Cockroaches, mice lead to kitchen closure at Edmonton gas station

Cockroaches, mice lead to kitchen closure at Edmonton gas station

A downtown gas station has been ordered to close its kitchen and food preparation areas after it failed a health inspection due to infestations of mice, flies and cockroaches.

Alberta Health Services (AHS) shut down the kitchen at Churchill Husky at 10608 107th Ave. on March 29. The kitchen serves chicken and samosas.

In the closure order, AHS said it found "a significant cockroach infestation" with "live and dead German cockroaches of all life stages."

In addition, "rodent infestation was present and active," the order states. "Mouse droppings and dead mice noted along with significant chewing activity."

The order also states that flies were present and active and "extremely poor sanitation was noted throughout the food facility."

In total, AHS found 14 violations of the Public Health Act and the Food Retail and Foodservices Code.

The order is still active, AHS spokesperson Kirsten Goruk said in an email.

Must clean up before re-opening

While the rest of the gas station and convenience store remains open, the food service area has been draped in plastic sheeting.

A notice of the order from AHS has been attached to the counter under the plastic.

The business owners were ordered to work with a licensed pest control company and to clean the food service area before they can re-open.

"It wasn't that many," Ismail Ahmed, one of the owners, said about the number of cockroaches and mice in the kitchen.

"We had a pest control in place but just [in] the springtime, we got too many of them. But it wasn't that bad. I don't think we need a closure for that."

Ahmed said AHS came to check out his kitchen after a complaint from a disgruntled ex-employee.

"The minute, you know, you fire somebody … but at the end of the day, like you know, it was our fault, we should have kept it up to date."

Customers missing the food

Ahmed said he's not appealing the order.

"We just clean up all the equipment. We've got pest people in place, I mean they were there, but now they [are] coming in and doing regular maintenance," he said.

Ahmed said it's challenging keeping on top of everything in a 24-hour, seven-day-a-week business.

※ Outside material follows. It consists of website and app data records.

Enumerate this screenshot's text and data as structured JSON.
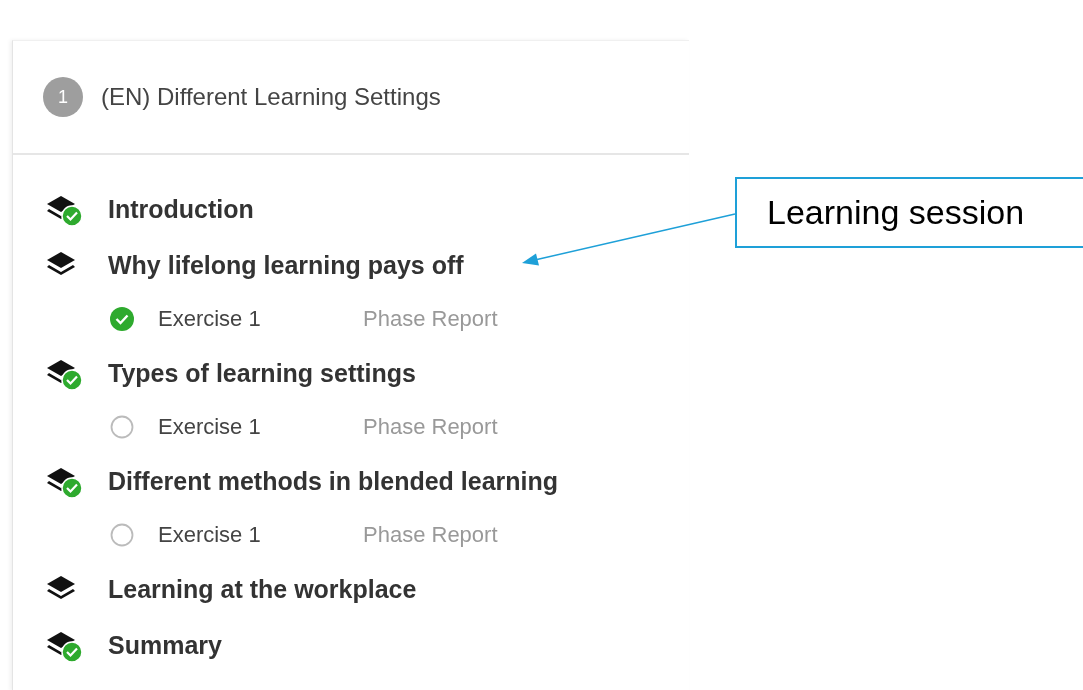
{
  "course": {
    "number": "1",
    "title": "(EN) Different Learning Settings"
  },
  "sessions": [
    {
      "title": "Introduction",
      "completed": true
    },
    {
      "title": "Why lifelong learning pays off",
      "completed": false,
      "exercises": [
        {
          "label": "Exercise 1",
          "report": "Phase Report",
          "done": true
        }
      ]
    },
    {
      "title": "Types of learning settings",
      "completed": true,
      "exercises": [
        {
          "label": "Exercise 1",
          "report": "Phase Report",
          "done": false
        }
      ]
    },
    {
      "title": "Different methods in blended learning",
      "completed": true,
      "exercises": [
        {
          "label": "Exercise 1",
          "report": "Phase Report",
          "done": false
        }
      ]
    },
    {
      "title": "Learning at the workplace",
      "completed": false
    },
    {
      "title": "Summary",
      "completed": true
    }
  ],
  "callout": {
    "text": "Learning session"
  }
}
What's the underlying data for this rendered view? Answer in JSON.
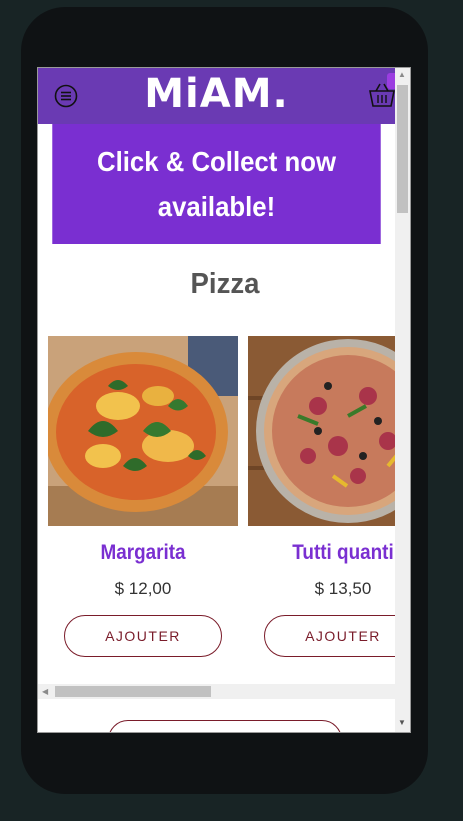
{
  "header": {
    "logo_text": "MiAM.",
    "menu_icon": "hamburger-menu-icon",
    "basket_icon": "basket-icon"
  },
  "banner": {
    "line1": "Click & Collect now",
    "line2": "available!"
  },
  "section": {
    "title": "Pizza"
  },
  "products": [
    {
      "name": "Margarita",
      "price": "$ 12,00",
      "button": "AJOUTER"
    },
    {
      "name": "Tutti quanti",
      "price": "$ 13,50",
      "button": "AJOUTER"
    }
  ],
  "colors": {
    "header_bg": "#6a3ab3",
    "banner_bg": "#7a2fd1",
    "accent_purple": "#7a2fd1",
    "button_border": "#7a1c2a",
    "page_bg": "#182425",
    "phone_frame": "#0f1214"
  }
}
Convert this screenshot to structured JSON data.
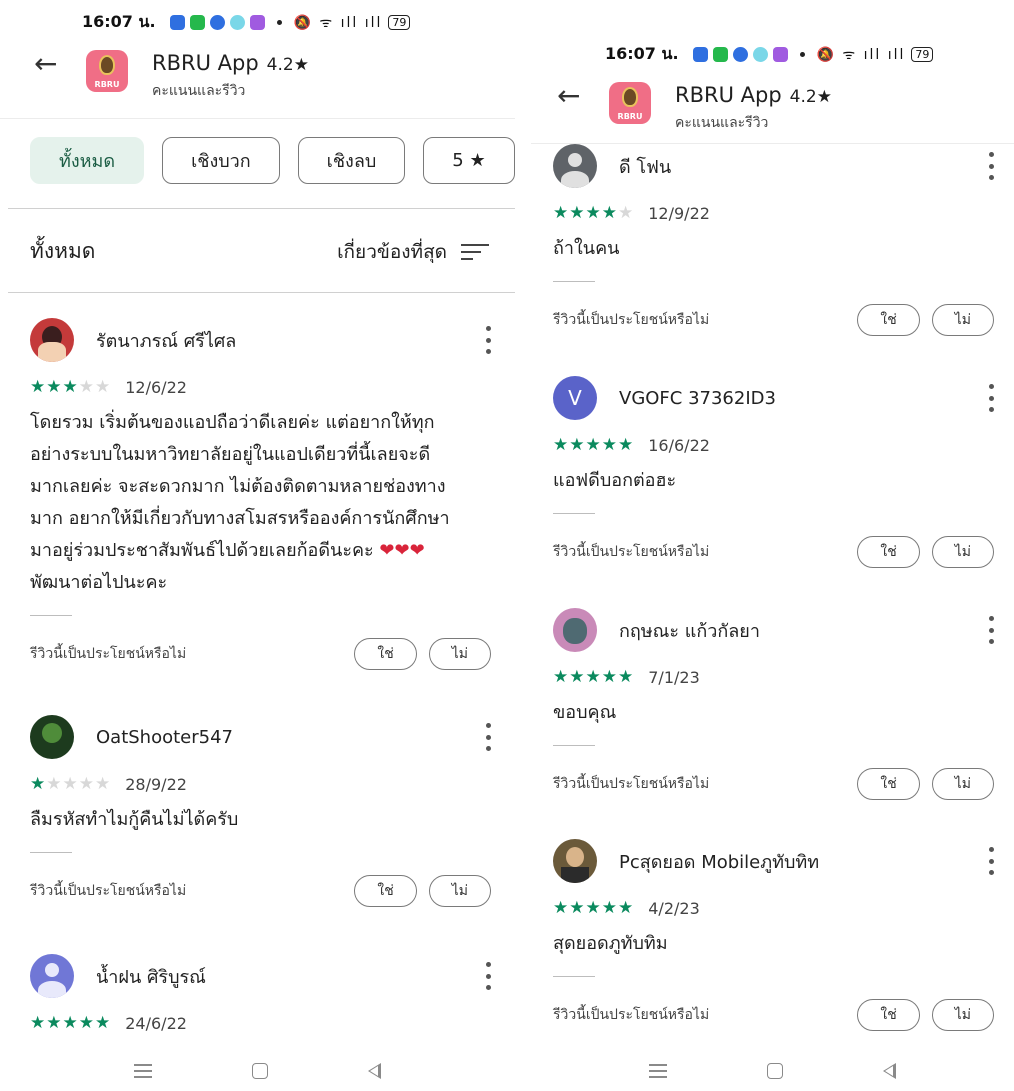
{
  "status": {
    "time": "16:07 น.",
    "battery": "79"
  },
  "app": {
    "name": "RBRU App",
    "rating": "4.2★",
    "subtitle": "คะแนนและรีวิว",
    "logo_text": "RBRU"
  },
  "filters": [
    "ทั้งหมด",
    "เชิงบวก",
    "เชิงลบ",
    "5 ★"
  ],
  "sort": {
    "title": "ทั้งหมด",
    "label": "เกี่ยวข้องที่สุด"
  },
  "helpful": {
    "question": "รีวิวนี้เป็นประโยชน์หรือไม่",
    "yes": "ใช่",
    "no": "ไม่"
  },
  "colors": {
    "star": "#0b8a5e",
    "chip_active": "#e5f2ec"
  },
  "left_reviews": [
    {
      "name": "รัตนาภรณ์ ศรีไศล",
      "stars": 3,
      "date": "12/6/22",
      "text": "โดยรวม เริ่มต้นของแอปถือว่าดีเลยค่ะ แต่อยากให้ทุก\nอย่างระบบในมหาวิทยาลัยอยู่ในแอปเดียวที่นี้เลยจะดี\nมากเลยค่ะ จะสะดวกมาก ไม่ต้องติดตามหลายช่องทาง\nมาก อยากให้มีเกี่ยวกับทางสโมสรหรือองค์การนักศึกษา\nมาอยู่ร่วมประชาสัมพันธ์ไปด้วยเลยก้อดีนะคะ ",
      "text_end": "\nพัฒนาต่อไปนะคะ",
      "hearts": "❤❤❤"
    },
    {
      "name": "OatShooter547",
      "stars": 1,
      "date": "28/9/22",
      "text": "ลืมรหัสทำไมกู้คืนไม่ได้ครับ"
    },
    {
      "name": "น้ำฝน ศิริบูรณ์",
      "stars": 5,
      "date": "24/6/22"
    }
  ],
  "right_reviews": [
    {
      "name": "ดี โฟน",
      "stars": 4,
      "date": "12/9/22",
      "text": "ถ้าในคน"
    },
    {
      "name": "VGOFC 37362ID3",
      "avatar_letter": "V",
      "stars": 5,
      "date": "16/6/22",
      "text": "แอฟดีบอกต่อฮะ"
    },
    {
      "name": "กฤษณะ แก้วกัลยา",
      "stars": 5,
      "date": "7/1/23",
      "text": "ขอบคุณ"
    },
    {
      "name": "Pcสุดยอด Mobileภูทับทิท",
      "stars": 5,
      "date": "4/2/23",
      "text": "สุดยอดภูทับทิม"
    }
  ]
}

He said he's been in business for 15 years and that his customers are missing the food.

"They [are] missing the coffee and they [are] missing the chicken," he said. "Every second customer comes in and they say, 'Where's the food?' "

Ahmed said he should re-open within two weeks.

Until the work in the kitchen and food preparation areas are completed to the satisfaction of AHS, those areas will remain closed.